When will J.K. Rowling’s publishers let her go?
From Amnesty International researcher, to struggling writer, to multi-millionaire best-seller, to anti-trans activist, J.K. Rowling has written some pretty influential pieces in her time. After The Philosopher’s Stone was originally rejected by a number of publishers, the large independent indie press Bloomsbury took a chance on Rowling and Harry Potter, and it has since brought the publisher and Rowling millions in profit. In fact, the success of the Harry Potter series meant that in 2008, Forbes named Rowling the world’s highest-paid author.
More recently, Rowling has published adult crime fiction under the pseudonym Robert Galbraith – which is the same name as a 20th Century American gay conversion therapist. Whilst Rowling has denied any connection between the pen name and the historical Galbraith, it nonetheless pertains to her recent anti-trans activism that has caused much controversy.
On 6 June 2020, Rowling retweeted and criticised a tweet that used the term “people who menstruate”. She replied: “‘People who menstruate’. I’m sure there used to be a word for those people. Someone help me out. Wumben? Wimpund? Woomud?’”. Four days after this, she attempted to defend her views in an essay posted on her website entitled “TERF Wars” (an acronym for trans-exclusionary radical feminist).
Rowling has since continued to engage with anti-trans activism online, and has recently attacked Nicola Sturgeon’s proposed reform to transgender rights. The Scottish government was pushing legislation through Holyrood that would enable Scots to obtain a gender recognition certificate (GRC) at the age of 16 rather than 18. Again, Rowling took to Twitter on 6 October 2022, posting a picture of her wearing a t-shirt that branded the First Minister as a “destroyer of women’s rights”. Sturgeon has said that the author is allowed to defend her views, but continued to justify the proposed legislation.
Rowling’s Twitter comments have been incredibly harmful to the trans community, but it has not resulted in her being fired from the publishers that represent her, despite their in-house mission statement,which states that “Bloomsbury is committed to equality, diversity and inclusion and is opposed to discrimination, bullying and harassment.”
Galbraith’s latest novel, The Ink Black Heart, published by Sphere, an imprint of Little Brown Book Group, is about a character who is accused of transphobia. Sound familiar? Rowling is now explicitly profiting from her anti-trans legacy. Like Bloomsbury, Sphere emphasises how they are a diverse employer for its authors, but diversity should be about the positive representation of marginalised people and communities, not furthering ideas that contribute to their prejudice and discrimination.
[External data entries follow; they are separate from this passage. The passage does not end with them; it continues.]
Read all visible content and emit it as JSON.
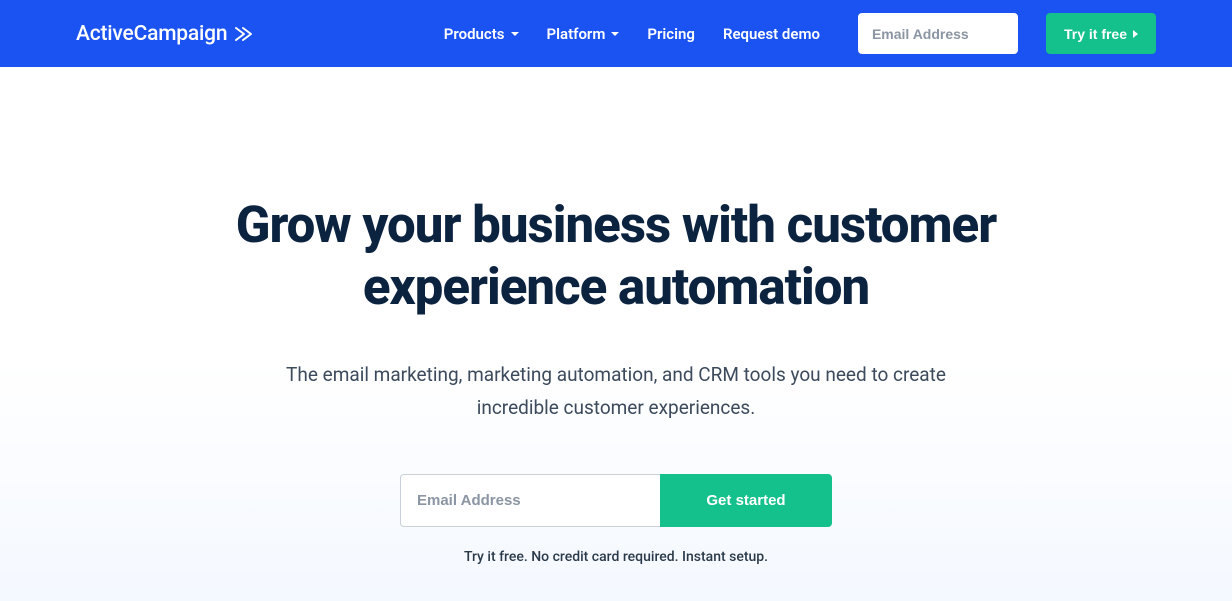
{
  "header": {
    "logo_text": "ActiveCampaign",
    "nav": {
      "products": "Products",
      "platform": "Platform",
      "pricing": "Pricing",
      "request_demo": "Request demo"
    },
    "email_placeholder": "Email Address",
    "try_free_label": "Try it free"
  },
  "hero": {
    "title": "Grow your business with customer experience automation",
    "subtitle": "The email marketing, marketing automation, and CRM tools you need to create incredible customer experiences.",
    "email_placeholder": "Email Address",
    "cta_label": "Get started",
    "disclaimer": "Try it free. No credit card required. Instant setup."
  }
}
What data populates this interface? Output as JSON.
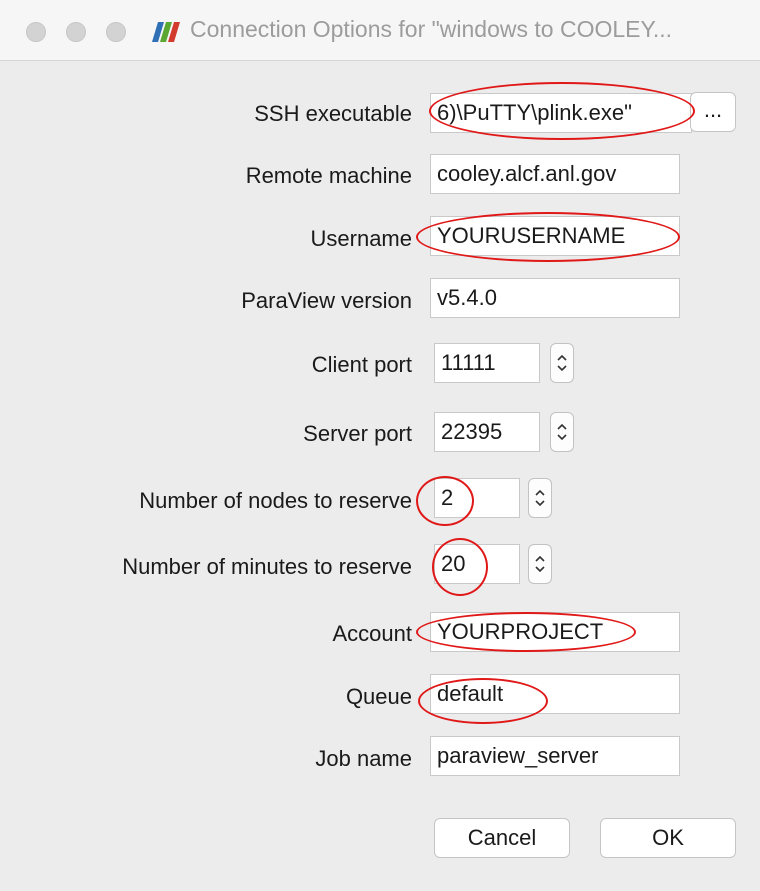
{
  "window": {
    "title": "Connection Options for \"windows to COOLEY..."
  },
  "form": {
    "ssh_executable": {
      "label": "SSH executable",
      "value": "6)\\PuTTY\\plink.exe\"",
      "browse_label": "..."
    },
    "remote_machine": {
      "label": "Remote machine",
      "value": "cooley.alcf.anl.gov"
    },
    "username": {
      "label": "Username",
      "value": "YOURUSERNAME"
    },
    "paraview_version": {
      "label": "ParaView version",
      "value": "v5.4.0"
    },
    "client_port": {
      "label": "Client port",
      "value": "11111"
    },
    "server_port": {
      "label": "Server port",
      "value": "22395"
    },
    "nodes": {
      "label": "Number of nodes to reserve",
      "value": "2"
    },
    "minutes": {
      "label": "Number of minutes to reserve",
      "value": "20"
    },
    "account": {
      "label": "Account",
      "value": "YOURPROJECT"
    },
    "queue": {
      "label": "Queue",
      "value": "default"
    },
    "job_name": {
      "label": "Job name",
      "value": "paraview_server"
    }
  },
  "buttons": {
    "cancel": "Cancel",
    "ok": "OK"
  },
  "annotations": {
    "color": "#e01818"
  }
}
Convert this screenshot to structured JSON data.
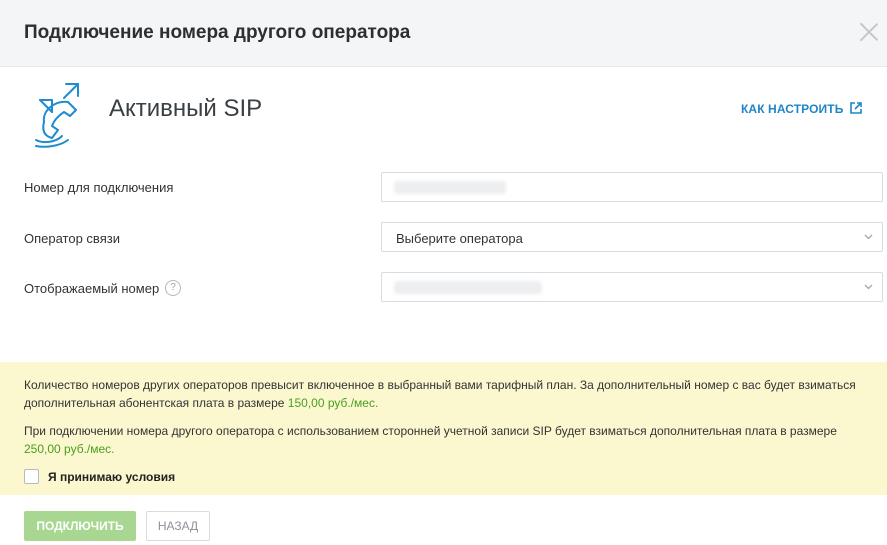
{
  "dialog": {
    "title": "Подключение номера другого оператора"
  },
  "service": {
    "name": "Активный SIP",
    "howto_label": "КАК НАСТРОИТЬ",
    "icon": "sip-phone-icon"
  },
  "form": {
    "phone_number": {
      "label": "Номер для подключения",
      "value": ""
    },
    "operator": {
      "label": "Оператор связи",
      "value": "Выберите оператора"
    },
    "display_number": {
      "label": "Отображаемый номер",
      "help_glyph": "?",
      "value": ""
    }
  },
  "notice": {
    "text1": "Количество номеров других операторов превысит включенное в выбранный вами тарифный план. За дополнительный номер с вас будет взиматься дополнительная абонентская плата в размере",
    "price1": "150,00 руб./мес.",
    "text2": "При подключении номера другого оператора с использованием сторонней учетной записи SIP будет взиматься дополнительная плата в размере",
    "price2": "250,00 руб./мес.",
    "agree_label": "Я принимаю условия",
    "agree_checked": false
  },
  "footer": {
    "connect_label": "подключить",
    "back_label": "назад"
  },
  "colors": {
    "accent": "#1e86c7",
    "price": "#4a9f1e",
    "notice_bg": "#fbf7cf",
    "connect_disabled": "#a8d792"
  }
}
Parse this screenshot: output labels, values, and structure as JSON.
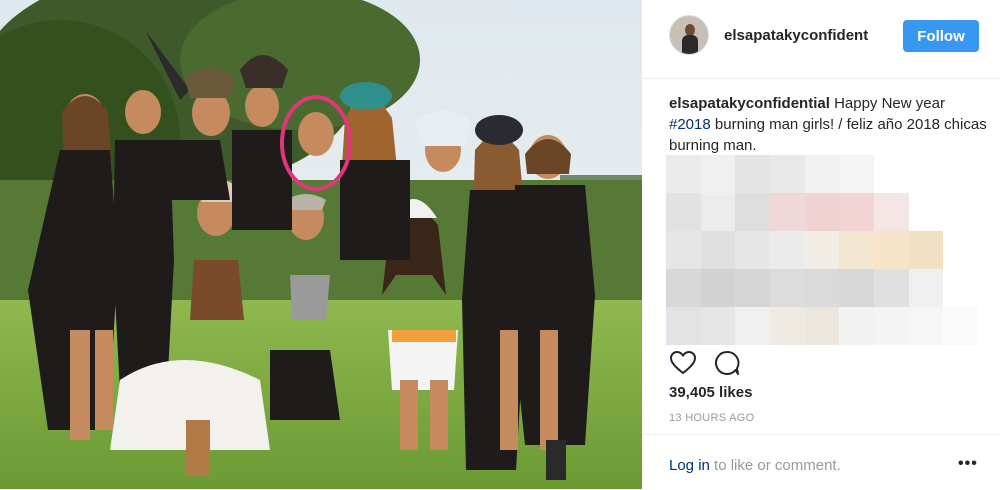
{
  "post": {
    "username": "elsapatakyconfident",
    "follow_label": "Follow",
    "caption": {
      "username": "elsapatakyconfidential",
      "text_before": " Happy New year ",
      "hashtag": "#2018",
      "text_after": " burning man girls! / feliz año 2018 chicas burning man."
    },
    "likes": "39,405 likes",
    "time": "13 HOURS AGO",
    "login_link": "Log in",
    "login_rest": " to like or comment.",
    "more_label": "•••"
  },
  "icons": {
    "like": "heart-icon",
    "comment": "comment-bubble-icon",
    "more": "more-options-icon"
  },
  "colors": {
    "follow_button": "#3897f0",
    "link": "#003569",
    "highlight_circle": "#e0367a"
  },
  "mosaic_colors": [
    "#ebebeb",
    "#f0f0f0",
    "#e4e4e4",
    "#e8e8e8",
    "#f2f2f2",
    "#f5f5f5",
    "#ffffff",
    "#ffffff",
    "#ffffff",
    "#e2e2e2",
    "#ececec",
    "#dedede",
    "#f0d8d8",
    "#f0d2d2",
    "#f2d4d4",
    "#f5e6e6",
    "#ffffff",
    "#ffffff",
    "#e6e6e6",
    "#e0e0e0",
    "#e6e6e6",
    "#ebebeb",
    "#f1ece4",
    "#f3e6d0",
    "#f5e4c8",
    "#f1e0c4",
    "#ffffff",
    "#d8d8d8",
    "#d2d2d2",
    "#d6d6d6",
    "#dcdcdc",
    "#dadada",
    "#d8d8d8",
    "#e0e0e0",
    "#f0f0f0",
    "#ffffff",
    "#e3e3e3",
    "#e6e6e6",
    "#efefef",
    "#f0ebe2",
    "#ece6dc",
    "#f2f2f2",
    "#f4f4f4",
    "#f6f6f6",
    "#fafafa"
  ]
}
Bloomsbury have released new print editions of Harry Potter since its original publication, including illustrated editions and hardback editions (a copy of The Chamber of Secrets is currently priced at an extortionate £150 online at Waterstones). Rowling’s profitability, despite her controversial legacy, will likely mean that she won’t ever be dropped by her publishers. If there’s still a large readership that are willingly consuming her books, their revised editions, and anything related to her as an author, this will only continue to be the case.